|NET © Notes||
1 tc Ball reads אֵל (’el, “God”) instead of אִם (’im, “if”): “God destroys it” – but there is no reason for this. The idea would be implied in the context. A. B. Davidson rightly points out that who destroys it is not important, but the fact that it is destroyed.
tn The Hebrew has “if one destroys it”; the indefinite subject allows for a passive interpretation.
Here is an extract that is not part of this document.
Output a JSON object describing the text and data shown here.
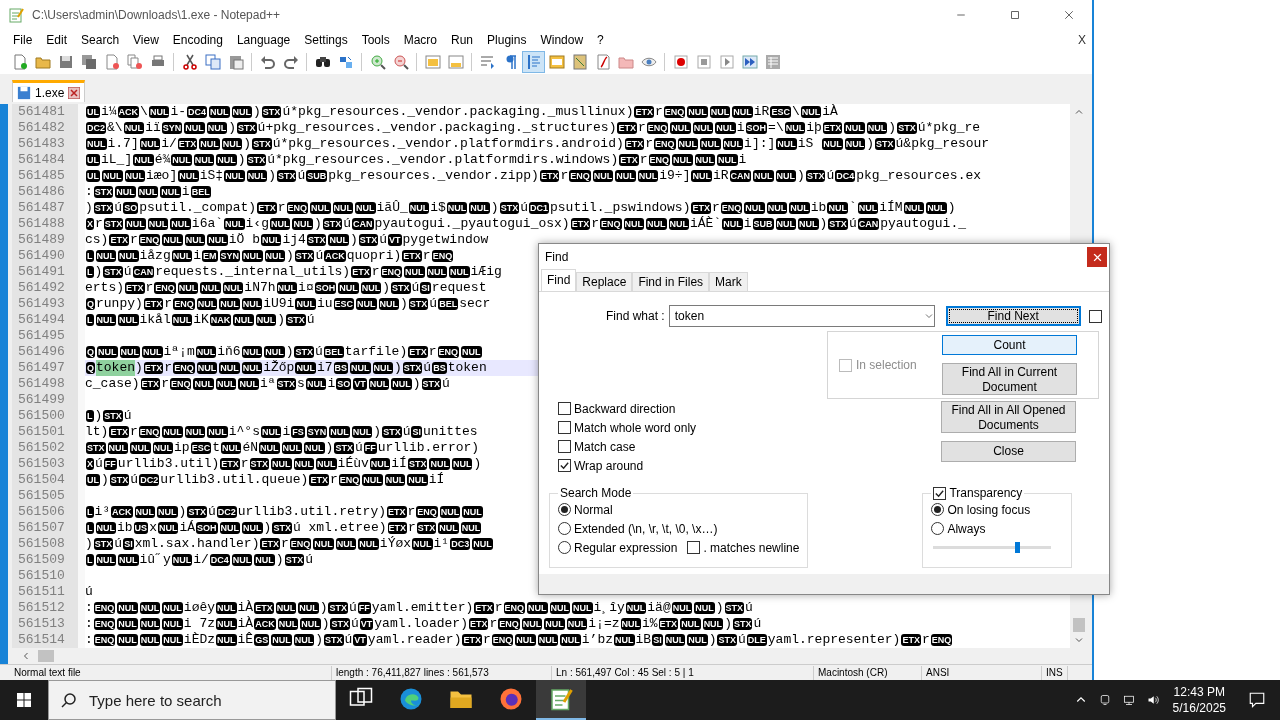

The verb means “swallow” in the Qal, but in the Piel it means “to engulf; to destroy; to ruin” (2:3; 10:8). It could here be rendered “removed from its place” (the place where it is rooted); since the picture is that of complete destruction, “uprooted” would be a good rendering.
2 tn Heb “it”; the referent (“his place” in the preceding line) has been specified in the translation for clarity.
sn The place where the plant once grew will deny ever knowing it. Such is the completeness of the uprooting that there is not a trace left.
3 tn Here “saying” is supplied in the translation.